“Be self-controlled and alert.” Says Peter, “Your enemy the devil prowls around like a roaring lion looking for someone to devour.” (1 Peter 5:8)
Paul says, “Since, then, you have been raised with Christ, set your hearts on things above, where Christ is seated at the right hand of God. Set your minds on things above, not on earthly things. For you died, and your life is now hidden with Christ in God.” (Colossians 3:1-3)
There is a saying of some people that they are, “so heavenly minded that they are of no earthly use.” I hate that saying. I don’t think I’d be ready to admit it has even a grain of truth in it. Read again Paul’s words from Colossians – where are our minds to be set? “On things above”! The interesting thing to notice, too, is that not only does Paul say that, but he continues the letter with outlining ways in which this heavenly-mindedness will affect their earthly lives, how they will fight the spiritual battle:
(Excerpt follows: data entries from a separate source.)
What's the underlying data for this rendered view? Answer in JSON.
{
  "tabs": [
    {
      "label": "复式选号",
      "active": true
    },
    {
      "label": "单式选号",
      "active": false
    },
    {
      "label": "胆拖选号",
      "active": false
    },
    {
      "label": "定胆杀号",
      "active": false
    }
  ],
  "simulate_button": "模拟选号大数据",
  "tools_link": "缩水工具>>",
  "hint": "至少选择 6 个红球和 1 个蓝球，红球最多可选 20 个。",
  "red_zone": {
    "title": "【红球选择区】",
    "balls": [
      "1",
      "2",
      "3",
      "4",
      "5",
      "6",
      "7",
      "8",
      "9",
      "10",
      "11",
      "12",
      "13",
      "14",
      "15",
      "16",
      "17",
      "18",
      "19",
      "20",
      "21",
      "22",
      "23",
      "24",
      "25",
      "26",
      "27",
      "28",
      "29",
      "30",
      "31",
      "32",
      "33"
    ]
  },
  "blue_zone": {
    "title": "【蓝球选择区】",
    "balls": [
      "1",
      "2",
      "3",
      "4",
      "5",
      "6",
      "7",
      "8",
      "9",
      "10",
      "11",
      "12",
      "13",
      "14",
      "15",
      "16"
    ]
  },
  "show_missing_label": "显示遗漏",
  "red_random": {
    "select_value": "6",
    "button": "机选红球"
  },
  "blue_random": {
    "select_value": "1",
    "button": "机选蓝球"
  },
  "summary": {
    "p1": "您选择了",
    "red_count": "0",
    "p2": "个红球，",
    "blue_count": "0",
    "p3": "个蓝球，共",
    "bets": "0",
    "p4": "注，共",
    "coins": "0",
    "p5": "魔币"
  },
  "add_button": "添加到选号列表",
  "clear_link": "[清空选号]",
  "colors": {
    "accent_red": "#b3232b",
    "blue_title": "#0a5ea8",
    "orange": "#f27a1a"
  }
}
“Put to death, therefore, whatever belongs to your earthly nature: sexual immorality, impurity, lust, evil desires and greed, which is idolatry. Because of these the wrath of God is coming… But now you must rid yourself of all such things as these: anger, rage, malice, slander and filthy language from your lips. Do not lie to each other, since you have taken off your old self with its practices and have put on the new self, which is being renewed in knowledge in the image of its Creator.” (Colossians 3:5-10)
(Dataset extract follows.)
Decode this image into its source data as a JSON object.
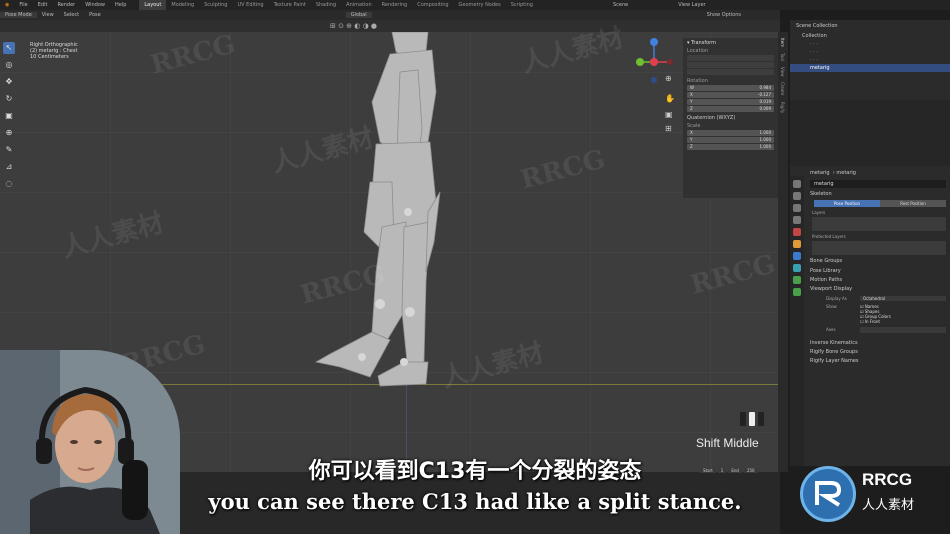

Being heavenly-minded gives rise to practical, down-to-earth, holiness! Oh how we need more Christians to be more heavenly minded! It’s only the sight of Christ on His throne, conquering for us with His death and resurrection, assuring our own victory over death, that will give us the hope that we need to overcome the spiritual warfare. Satan longs to tear us down from the road to Christ’s throne by planting our feet firmly back on earth, where we get bogged down in lust, lies and evil desires.
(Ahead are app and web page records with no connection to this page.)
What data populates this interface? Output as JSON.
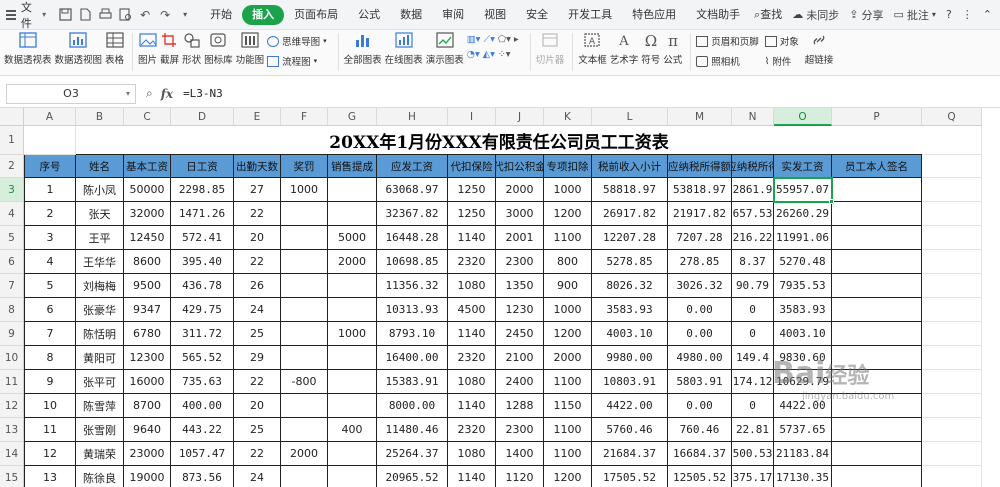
{
  "menubar": {
    "file_label": "文件",
    "tabs": [
      "开始",
      "插入",
      "页面布局",
      "公式",
      "数据",
      "审阅",
      "视图",
      "安全",
      "开发工具",
      "特色应用",
      "文档助手",
      "查找"
    ],
    "active_tab": "插入",
    "right": {
      "sync": "未同步",
      "share": "分享",
      "comment": "批注"
    }
  },
  "ribbon": {
    "items": [
      "数据透视表",
      "数据透视图",
      "表格",
      "图片",
      "截屏",
      "形状",
      "图标库",
      "功能图",
      "全部图表",
      "在线图表",
      "演示图表",
      "切片器",
      "文本框",
      "艺术字",
      "符号",
      "公式",
      "超链接"
    ],
    "mindmap": "思维导图",
    "flowchart": "流程图",
    "header_footer": "页眉和页脚",
    "object": "对象",
    "camera": "照相机",
    "attachment": "附件"
  },
  "formula_bar": {
    "name_box": "O3",
    "fx": "fx",
    "formula": "=L3-N3"
  },
  "columns": [
    "A",
    "B",
    "C",
    "D",
    "E",
    "F",
    "G",
    "H",
    "I",
    "J",
    "K",
    "L",
    "M",
    "N",
    "O",
    "P",
    "Q"
  ],
  "row_numbers": [
    "1",
    "2",
    "3",
    "4",
    "5",
    "6",
    "7",
    "8",
    "9",
    "10",
    "11",
    "12",
    "13",
    "14",
    "15"
  ],
  "sheet": {
    "title": "20XX年1月份XXX有限责任公司员工工资表",
    "headers": [
      "序号",
      "姓名",
      "基本工资",
      "日工资",
      "出勤天数",
      "奖罚",
      "销售提成",
      "应发工资",
      "代扣保险",
      "代扣公积金",
      "专项扣除",
      "税前收入小计",
      "应纳税所得额",
      "应纳税所得",
      "实发工资",
      "员工本人签名"
    ],
    "rows": [
      [
        "1",
        "陈小凤",
        "50000",
        "2298.85",
        "27",
        "1000",
        "",
        "63068.97",
        "1250",
        "2000",
        "1000",
        "58818.97",
        "53818.97",
        "2861.9",
        "55957.07",
        ""
      ],
      [
        "2",
        "张天",
        "32000",
        "1471.26",
        "22",
        "",
        "",
        "32367.82",
        "1250",
        "3000",
        "1200",
        "26917.82",
        "21917.82",
        "657.53",
        "26260.29",
        ""
      ],
      [
        "3",
        "王平",
        "12450",
        "572.41",
        "20",
        "",
        "5000",
        "16448.28",
        "1140",
        "2001",
        "1100",
        "12207.28",
        "7207.28",
        "216.22",
        "11991.06",
        ""
      ],
      [
        "4",
        "王华华",
        "8600",
        "395.40",
        "22",
        "",
        "2000",
        "10698.85",
        "2320",
        "2300",
        "800",
        "5278.85",
        "278.85",
        "8.37",
        "5270.48",
        ""
      ],
      [
        "5",
        "刘梅梅",
        "9500",
        "436.78",
        "26",
        "",
        "",
        "11356.32",
        "1080",
        "1350",
        "900",
        "8026.32",
        "3026.32",
        "90.79",
        "7935.53",
        ""
      ],
      [
        "6",
        "张豪华",
        "9347",
        "429.75",
        "24",
        "",
        "",
        "10313.93",
        "4500",
        "1230",
        "1000",
        "3583.93",
        "0.00",
        "0",
        "3583.93",
        ""
      ],
      [
        "7",
        "陈恬明",
        "6780",
        "311.72",
        "25",
        "",
        "1000",
        "8793.10",
        "1140",
        "2450",
        "1200",
        "4003.10",
        "0.00",
        "0",
        "4003.10",
        ""
      ],
      [
        "8",
        "黄阳可",
        "12300",
        "565.52",
        "29",
        "",
        "",
        "16400.00",
        "2320",
        "2100",
        "2000",
        "9980.00",
        "4980.00",
        "149.4",
        "9830.60",
        ""
      ],
      [
        "9",
        "张平可",
        "16000",
        "735.63",
        "22",
        "-800",
        "",
        "15383.91",
        "1080",
        "2400",
        "1100",
        "10803.91",
        "5803.91",
        "174.12",
        "10629.79",
        ""
      ],
      [
        "10",
        "陈雪萍",
        "8700",
        "400.00",
        "20",
        "",
        "",
        "8000.00",
        "1140",
        "1288",
        "1150",
        "4422.00",
        "0.00",
        "0",
        "4422.00",
        ""
      ],
      [
        "11",
        "张雪刚",
        "9640",
        "443.22",
        "25",
        "",
        "400",
        "11480.46",
        "2320",
        "2300",
        "1100",
        "5760.46",
        "760.46",
        "22.81",
        "5737.65",
        ""
      ],
      [
        "12",
        "黄瑞荣",
        "23000",
        "1057.47",
        "22",
        "2000",
        "",
        "25264.37",
        "1080",
        "1400",
        "1100",
        "21684.37",
        "16684.37",
        "500.53",
        "21183.84",
        ""
      ],
      [
        "13",
        "陈徐良",
        "19000",
        "873.56",
        "24",
        "",
        "",
        "20965.52",
        "1140",
        "1120",
        "1200",
        "17505.52",
        "12505.52",
        "375.17",
        "17130.35",
        ""
      ]
    ]
  },
  "selected_cell": "O3",
  "watermark": {
    "brand": "Bai",
    "brand2": "经验",
    "url": "jingyan.baidu.com"
  },
  "colors": {
    "accent": "#1aa34a",
    "header_fill": "#5b9bd5"
  }
}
Here’s the other thing about being heavenly-minded – our trials, sufferings and hardships will not pull us off course, but will help us in our spiritual battle. One more passage:
“Therefore we do not lose heart. Though we are wasting away, yet inwardly we are being renewed day by day. For our light and momentary troubles are achieving for us an eternal glory that far outweighs them all. So we fix our eyes not on what is seen, but on what is unseen. For what is seen is temporary, but what is unseen is eternal.” (2 Corinthians 4:16-18)
In summary, let’s hear the challenge of God’s Word and fight for holiness with the tenacity of a real battle in the spiritual realm. But let’s fight by being more heavenly-minded, setting our minds on things above. Let’s remember the spiritual battle is fought with spiritual weapons and spiritual armour, so that we may fight the good fight of faith in this life, and attain a “crown of life” in the next. We can’t, if we are to persevere to the end, be lazy and comfortable with the way we are. We can’t live as if the holiness and sanctification that God wants to see in us is not worth fighting for, not worth sacrificing for.
“For our struggle is not against flesh and blood, but against rulers, against authorities, against the powers of this dark world and against the spiritual forces of evil in the heavenly realms. Therefore put on the full armour of God, so that when the day of evil comes, you may be able to stand your ground, and after you have done everything, to stand. Stand firm then, with the belt of truth buckled round your waist, with the breastplate of righteousness in place, and with your feet fitted with the readiness that comes from the gospel of peace. In addition to all this, take up the shield of faith, with which you can extinguish the flaming arrows of the evil one. Take the helmet of salvation and the sword of the Spirit, which is the Word of God. And pray in the Spirit on all occasions with all kinds of prayers and requests. With this in mind, be alert and always keep on praying for all the saints.” (Ephesians 6:12-18)